◆ Brief
Which lines of the entries hold the string "keyword"? Copy each one.

Top of Records to process

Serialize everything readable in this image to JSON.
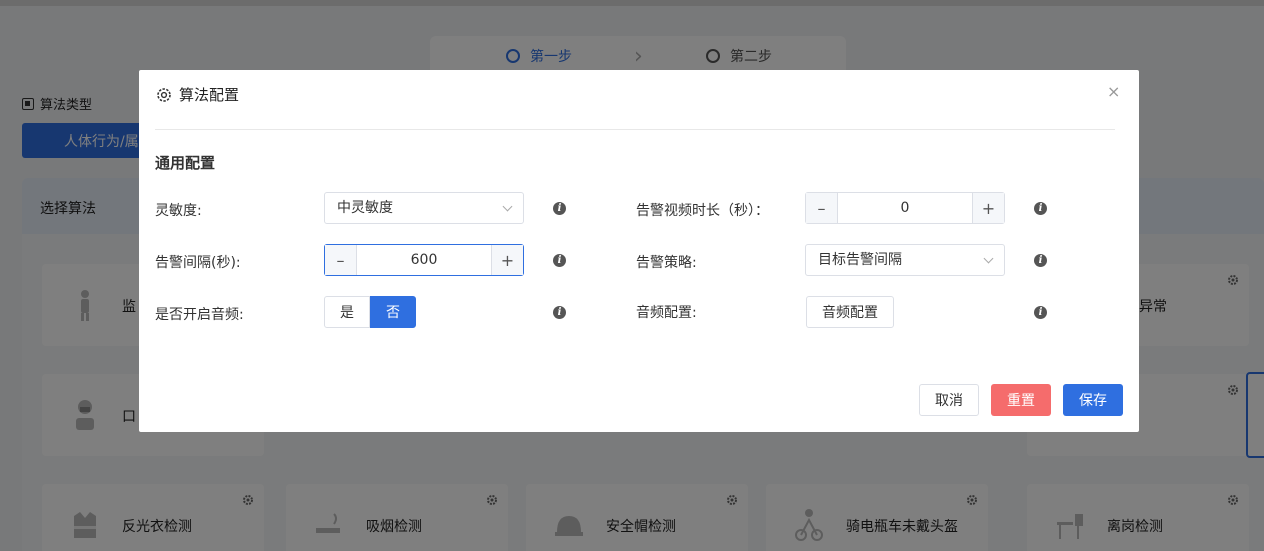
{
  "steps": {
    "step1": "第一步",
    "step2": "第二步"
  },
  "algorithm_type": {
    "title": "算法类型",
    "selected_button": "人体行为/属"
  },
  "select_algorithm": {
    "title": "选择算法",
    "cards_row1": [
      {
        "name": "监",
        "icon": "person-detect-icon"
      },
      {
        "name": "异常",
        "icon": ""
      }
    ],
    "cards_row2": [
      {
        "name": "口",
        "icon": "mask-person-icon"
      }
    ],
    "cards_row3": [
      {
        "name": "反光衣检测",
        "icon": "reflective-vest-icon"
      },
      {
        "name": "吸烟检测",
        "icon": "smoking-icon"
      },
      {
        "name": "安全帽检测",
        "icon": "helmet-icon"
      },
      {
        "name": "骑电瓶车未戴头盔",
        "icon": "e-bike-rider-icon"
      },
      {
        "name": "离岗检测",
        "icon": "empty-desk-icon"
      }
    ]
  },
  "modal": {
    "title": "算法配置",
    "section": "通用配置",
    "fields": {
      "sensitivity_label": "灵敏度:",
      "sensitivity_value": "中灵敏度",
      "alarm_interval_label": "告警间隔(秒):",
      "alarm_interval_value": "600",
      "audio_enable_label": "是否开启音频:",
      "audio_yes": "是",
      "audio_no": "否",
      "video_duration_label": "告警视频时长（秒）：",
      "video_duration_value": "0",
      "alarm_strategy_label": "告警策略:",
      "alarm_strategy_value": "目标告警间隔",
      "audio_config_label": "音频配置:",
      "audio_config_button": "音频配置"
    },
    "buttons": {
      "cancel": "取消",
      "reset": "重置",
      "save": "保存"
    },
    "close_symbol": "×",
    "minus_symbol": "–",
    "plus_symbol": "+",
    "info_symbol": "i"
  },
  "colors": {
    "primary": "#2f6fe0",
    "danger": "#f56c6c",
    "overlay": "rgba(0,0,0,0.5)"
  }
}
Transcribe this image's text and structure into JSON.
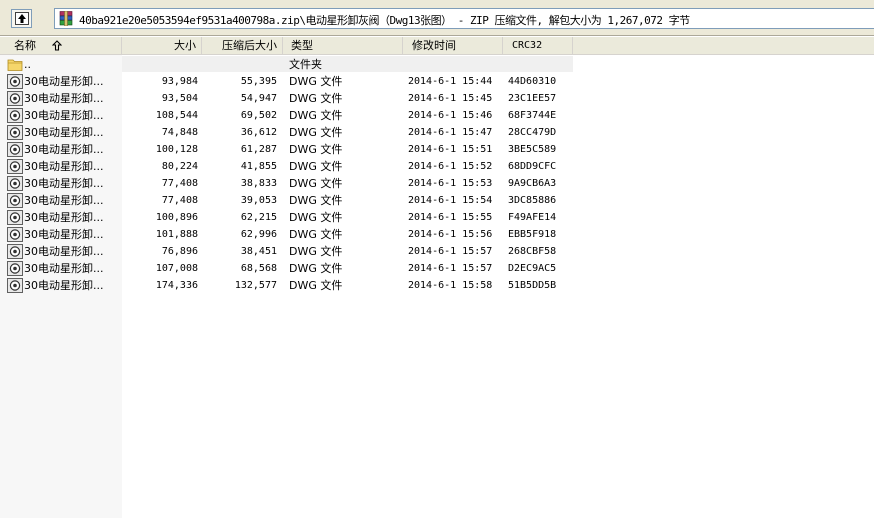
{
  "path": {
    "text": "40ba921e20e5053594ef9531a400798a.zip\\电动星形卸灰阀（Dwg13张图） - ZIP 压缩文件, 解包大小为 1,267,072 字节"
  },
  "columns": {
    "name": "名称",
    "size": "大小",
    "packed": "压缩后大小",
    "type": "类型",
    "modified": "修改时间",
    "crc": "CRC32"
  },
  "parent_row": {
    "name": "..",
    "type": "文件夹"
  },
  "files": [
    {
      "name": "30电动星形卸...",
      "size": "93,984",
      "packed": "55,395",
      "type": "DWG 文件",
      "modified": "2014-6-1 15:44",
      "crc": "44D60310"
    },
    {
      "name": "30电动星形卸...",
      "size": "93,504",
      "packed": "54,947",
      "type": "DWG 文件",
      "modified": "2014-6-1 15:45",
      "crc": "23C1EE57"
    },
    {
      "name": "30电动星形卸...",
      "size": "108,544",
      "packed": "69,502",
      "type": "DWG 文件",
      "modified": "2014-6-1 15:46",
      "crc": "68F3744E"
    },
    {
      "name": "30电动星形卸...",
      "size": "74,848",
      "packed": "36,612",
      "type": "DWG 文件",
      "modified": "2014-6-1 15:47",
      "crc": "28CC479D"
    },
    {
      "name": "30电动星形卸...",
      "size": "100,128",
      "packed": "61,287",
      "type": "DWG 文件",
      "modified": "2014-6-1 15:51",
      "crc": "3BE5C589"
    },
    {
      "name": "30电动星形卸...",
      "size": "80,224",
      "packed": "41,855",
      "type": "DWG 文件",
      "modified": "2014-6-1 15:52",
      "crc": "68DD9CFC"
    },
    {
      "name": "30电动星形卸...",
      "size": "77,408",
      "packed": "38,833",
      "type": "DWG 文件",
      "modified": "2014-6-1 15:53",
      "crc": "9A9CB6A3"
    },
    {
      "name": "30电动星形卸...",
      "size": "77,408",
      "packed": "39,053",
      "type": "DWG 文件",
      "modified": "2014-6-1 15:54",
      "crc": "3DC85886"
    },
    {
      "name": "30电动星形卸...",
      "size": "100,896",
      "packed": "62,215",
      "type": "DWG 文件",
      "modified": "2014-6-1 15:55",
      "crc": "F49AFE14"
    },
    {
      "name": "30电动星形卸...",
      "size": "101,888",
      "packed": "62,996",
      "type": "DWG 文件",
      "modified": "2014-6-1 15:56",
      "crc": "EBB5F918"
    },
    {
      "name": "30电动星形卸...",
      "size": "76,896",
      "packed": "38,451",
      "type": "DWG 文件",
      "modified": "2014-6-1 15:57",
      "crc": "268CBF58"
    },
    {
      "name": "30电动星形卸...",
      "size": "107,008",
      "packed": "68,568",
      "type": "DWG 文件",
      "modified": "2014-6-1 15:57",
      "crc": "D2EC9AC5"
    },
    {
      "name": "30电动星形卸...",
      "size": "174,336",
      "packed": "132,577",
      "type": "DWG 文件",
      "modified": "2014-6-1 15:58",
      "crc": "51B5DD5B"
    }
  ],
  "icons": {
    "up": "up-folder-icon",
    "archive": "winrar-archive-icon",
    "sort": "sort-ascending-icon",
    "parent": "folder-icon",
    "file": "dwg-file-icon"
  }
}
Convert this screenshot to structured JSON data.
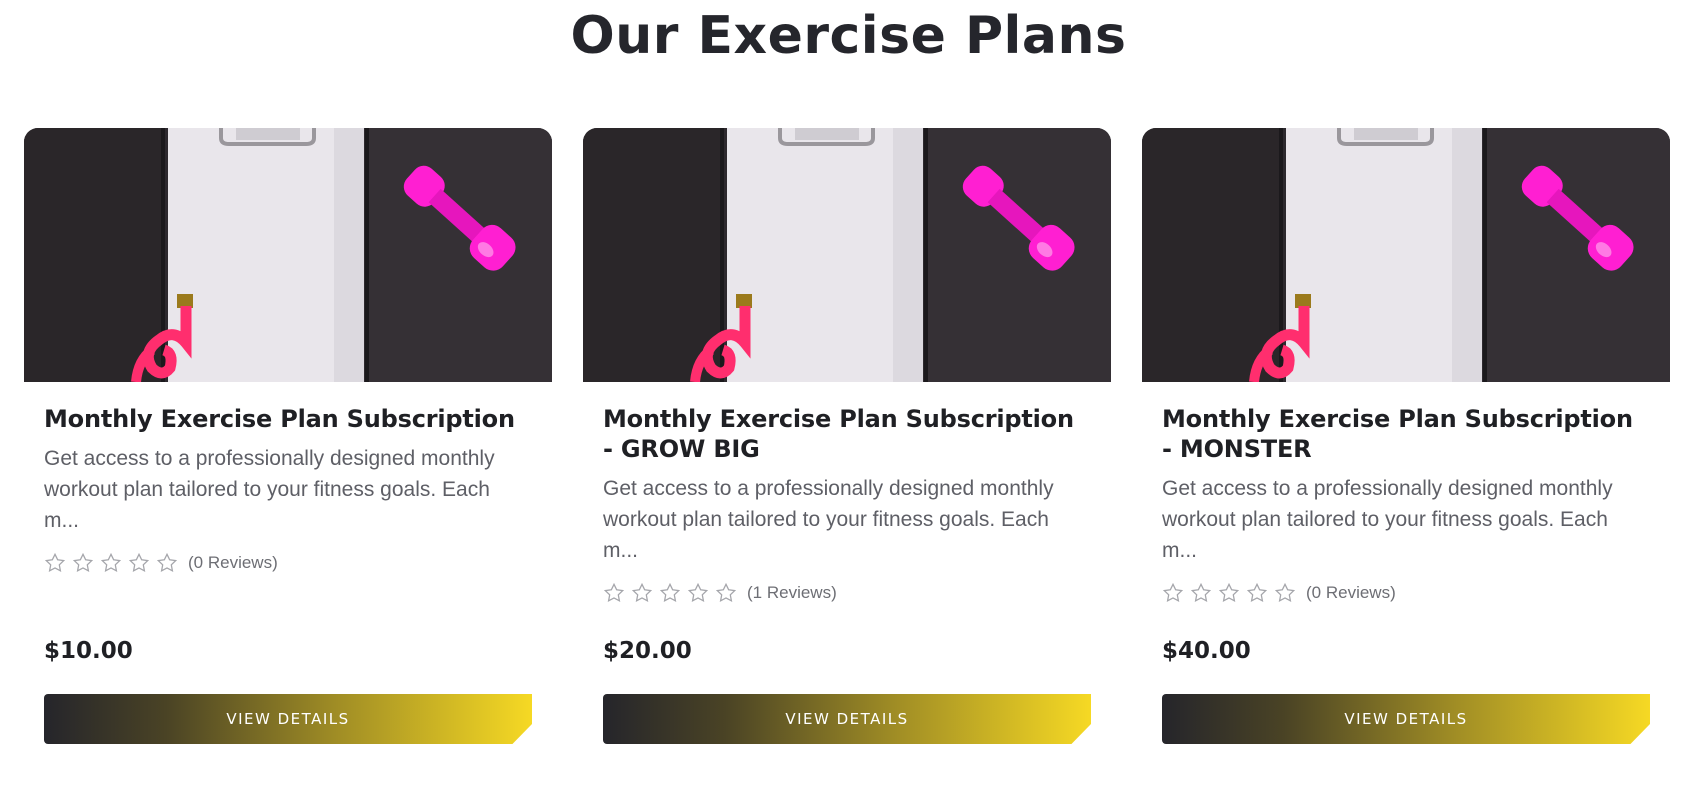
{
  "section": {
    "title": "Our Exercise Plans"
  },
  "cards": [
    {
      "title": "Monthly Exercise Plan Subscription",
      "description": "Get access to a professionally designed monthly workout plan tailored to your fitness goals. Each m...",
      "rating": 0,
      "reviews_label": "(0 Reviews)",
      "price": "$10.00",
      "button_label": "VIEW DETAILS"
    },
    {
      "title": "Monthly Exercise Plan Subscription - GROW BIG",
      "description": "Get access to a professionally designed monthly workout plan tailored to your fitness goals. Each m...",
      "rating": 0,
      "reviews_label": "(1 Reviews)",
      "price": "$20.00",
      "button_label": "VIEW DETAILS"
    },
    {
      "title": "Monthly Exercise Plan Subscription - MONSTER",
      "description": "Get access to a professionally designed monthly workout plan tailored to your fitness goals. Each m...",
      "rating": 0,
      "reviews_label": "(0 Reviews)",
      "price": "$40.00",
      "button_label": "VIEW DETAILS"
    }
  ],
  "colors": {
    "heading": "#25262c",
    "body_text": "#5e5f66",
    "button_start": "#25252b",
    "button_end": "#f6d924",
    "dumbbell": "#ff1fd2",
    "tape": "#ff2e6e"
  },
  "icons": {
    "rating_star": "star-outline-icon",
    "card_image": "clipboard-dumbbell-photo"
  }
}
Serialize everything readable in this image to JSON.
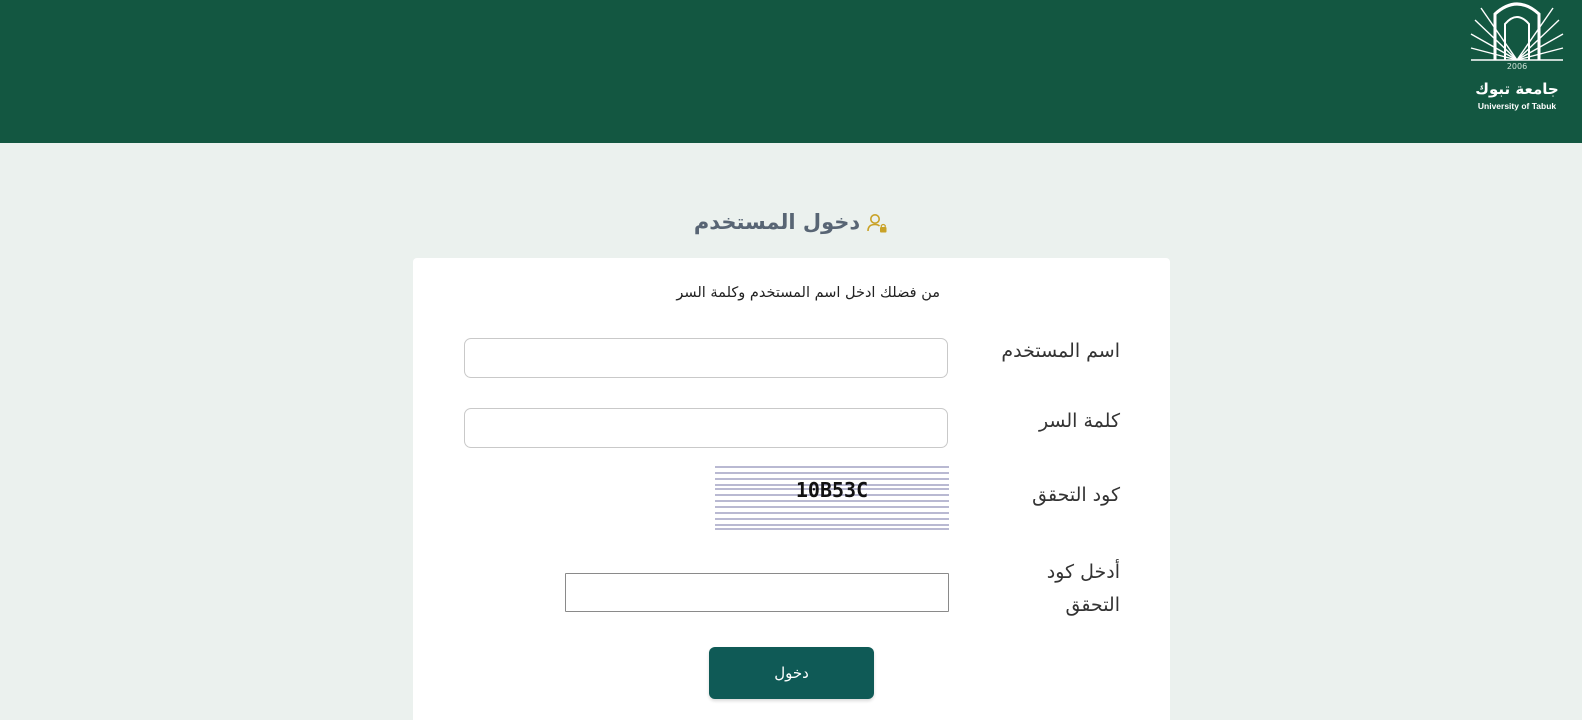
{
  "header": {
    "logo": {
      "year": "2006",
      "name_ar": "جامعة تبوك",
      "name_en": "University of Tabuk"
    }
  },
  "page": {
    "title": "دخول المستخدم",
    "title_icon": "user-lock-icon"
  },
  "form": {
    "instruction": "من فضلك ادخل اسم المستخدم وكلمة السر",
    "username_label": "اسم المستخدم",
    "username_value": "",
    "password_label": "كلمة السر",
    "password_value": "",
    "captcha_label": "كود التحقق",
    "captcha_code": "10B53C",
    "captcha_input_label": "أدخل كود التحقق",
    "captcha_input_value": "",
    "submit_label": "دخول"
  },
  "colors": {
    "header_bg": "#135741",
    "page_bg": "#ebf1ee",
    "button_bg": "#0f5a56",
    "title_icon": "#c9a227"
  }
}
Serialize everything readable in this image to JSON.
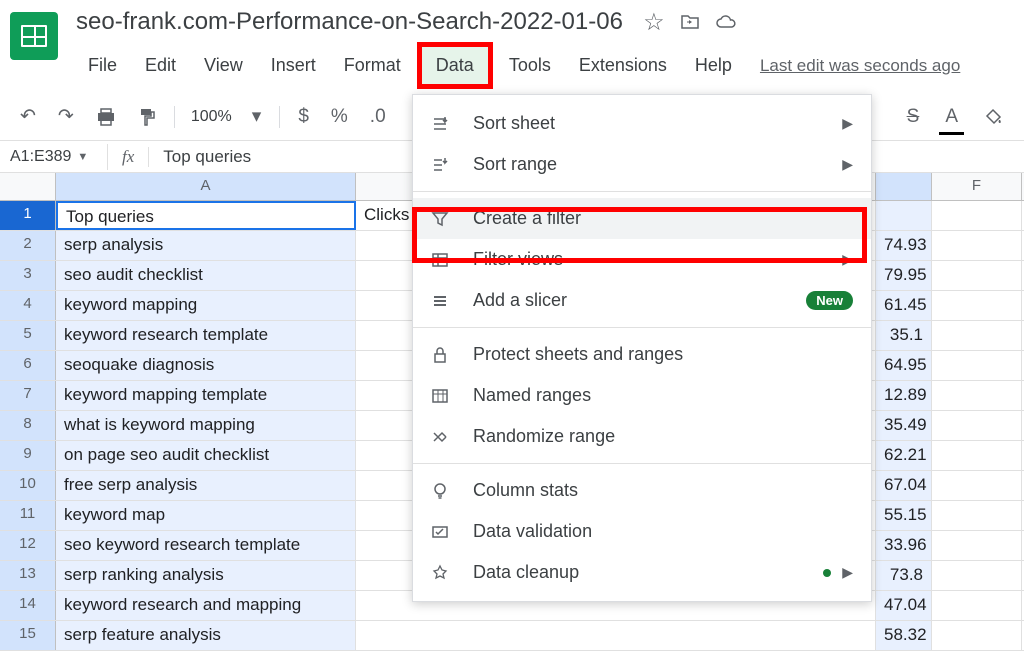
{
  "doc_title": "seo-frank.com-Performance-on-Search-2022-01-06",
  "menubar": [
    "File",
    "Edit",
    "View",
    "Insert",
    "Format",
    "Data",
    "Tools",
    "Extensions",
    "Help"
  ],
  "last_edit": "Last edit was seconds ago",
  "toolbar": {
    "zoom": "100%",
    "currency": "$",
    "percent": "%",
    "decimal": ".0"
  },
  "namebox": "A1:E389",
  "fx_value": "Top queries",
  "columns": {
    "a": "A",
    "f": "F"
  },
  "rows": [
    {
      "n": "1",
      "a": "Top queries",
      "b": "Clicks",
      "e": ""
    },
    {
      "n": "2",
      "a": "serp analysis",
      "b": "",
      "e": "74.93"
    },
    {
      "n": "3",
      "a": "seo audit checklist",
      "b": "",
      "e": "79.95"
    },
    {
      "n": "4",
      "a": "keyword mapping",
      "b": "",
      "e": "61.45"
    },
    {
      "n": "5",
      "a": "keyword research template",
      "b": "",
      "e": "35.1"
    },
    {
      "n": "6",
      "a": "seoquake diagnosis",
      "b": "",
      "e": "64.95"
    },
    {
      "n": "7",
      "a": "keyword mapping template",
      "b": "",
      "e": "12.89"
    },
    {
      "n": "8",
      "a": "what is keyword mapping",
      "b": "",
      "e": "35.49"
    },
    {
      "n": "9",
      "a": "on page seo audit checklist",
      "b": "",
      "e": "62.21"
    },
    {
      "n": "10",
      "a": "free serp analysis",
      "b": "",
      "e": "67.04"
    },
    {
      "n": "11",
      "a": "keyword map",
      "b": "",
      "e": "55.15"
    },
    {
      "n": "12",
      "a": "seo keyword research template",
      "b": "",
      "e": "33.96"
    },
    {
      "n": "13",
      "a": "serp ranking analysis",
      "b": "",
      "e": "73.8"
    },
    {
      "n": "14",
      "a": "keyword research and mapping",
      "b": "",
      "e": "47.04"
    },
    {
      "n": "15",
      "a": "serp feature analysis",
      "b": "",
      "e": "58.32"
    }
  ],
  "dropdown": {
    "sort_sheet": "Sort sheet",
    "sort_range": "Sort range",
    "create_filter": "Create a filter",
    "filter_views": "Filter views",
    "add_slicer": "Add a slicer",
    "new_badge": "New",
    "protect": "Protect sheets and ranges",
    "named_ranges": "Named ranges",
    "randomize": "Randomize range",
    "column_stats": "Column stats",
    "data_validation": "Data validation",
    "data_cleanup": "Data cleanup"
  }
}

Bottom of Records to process

◆ Expected answer
      "a": "keyword mapping",
      "a": "keyword research template",
      "a": "keyword mapping template",
      "a": "what is keyword mapping",
      "a": "keyword map",
      "a": "seo keyword research template",
      "a": "keyword research and mapping",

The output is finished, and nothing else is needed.